But as inferred, by the 6th week the chick is only a large glob with a big bill attached to an enormous belly and splaying legs and feet. Stubby little wing butts show but appear deformed, quite useless for housing the incredible flight panels that are about to appear almost overnight. And then it happens. The chick has literally full body weight but is grey with down and no feathers until the feather tracks, begin to reveal emerging brown feathers. Within a few days, about two more weeks, the body is all of a sudden that of an eagle. Long large wing bones seem to be sprouting as you view the bird.
Then as the 8th week approaches the downy grey chick has evolved into a fully statured and frequently standing eagle. But it is missing wings — but not for long. Within two weeks, now that the wing bones have grown down to full length, there is a place to hang the huge collection of wing primaries and secondaries. Their growth is so rapid that a standing eaglet frequently droops its wings since the developing feathers are so full of blood that the wing is very heavy. And the entire set of primary and secondary feathers is growing at the same time, each adjacent feather follicle is filled, about 3 inches in length, with the nourishing blood to grow the shaft and veins.
At this stage of growth, the eagles seem to be a bit more lethargic, probably an adaptation to not wanting to bang the developing follicles for risk of permanently damaging a feather. Each grows with the side protection of its neighboring feather. Then by the 11th and 12th weeks all that is left to do is reabsorb the blood and grow the last of the body feathers and outer leg covets. And of course exercise.
The exercise can be difficult to achieve or fun to watch, depending upon the practice area available at each nest. Those nests with open tops can offer the practicing eagles open space to jump around, pick up every little gust of wind to practice ‘helicoptering’ and the all important landings. Nests located down in the canopy with lots of surrounding branches offer less open areas for practice but may give more branches for gaining jumping experience.

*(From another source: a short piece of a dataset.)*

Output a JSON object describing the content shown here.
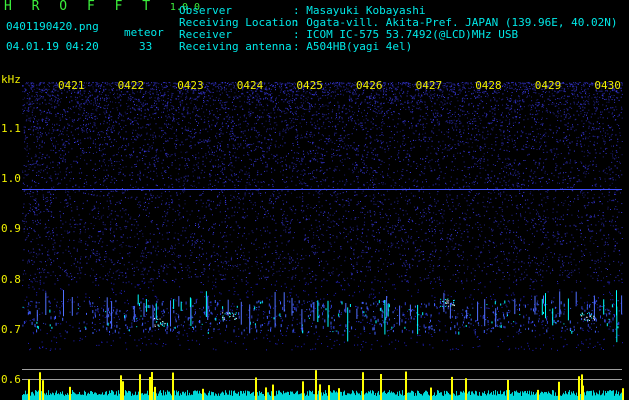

And all that invested experience is about to be put to the eaglet’s greatest test — its first flight — its fledging flight. In many wilderness areas the surrounding terrain is either water or dense tall forest. Certainly eagles can swim but that is not confidence building on a first flight nor conducive to getting a second flight. And the alternative of falling into the surrounding canopy and not being able to emerge is not a good option either. The important item on the first flight is a good landing, the reason for all that jumping around, the vertical flights with fancy footwork on landing etc. etc. — the two final weeks of exercise.
And, except for our city dwelling eagles, the urban and suburban birds that perhaps have some different new adjustments they are adapting to, the wilderness eagles fledge within a day or two of the 12 week period. Again, like the 3 days between eggs, the 35 days of incubation, the 12 week growing period is more striking by the universal small variation between pairs than for any range in these periods.
Abandonment: Our western eagles have evolved in the region of the greatest biological wonder on the continent — the salmon spawn. Our eagles, like our First Nations people, are creatures of the salmon. For over half the year salmon drive the eagles’ cycle, particularly the production of eagles, left to fend for themselves when the dead spawning carcasses are available along the coast in the millions of tons.
If you love — or even care for — our eagles, our bears, our orcas, or your neighbors, then you must care about the health of the sea and its ability to produce salmon. This is most certainly not assured today.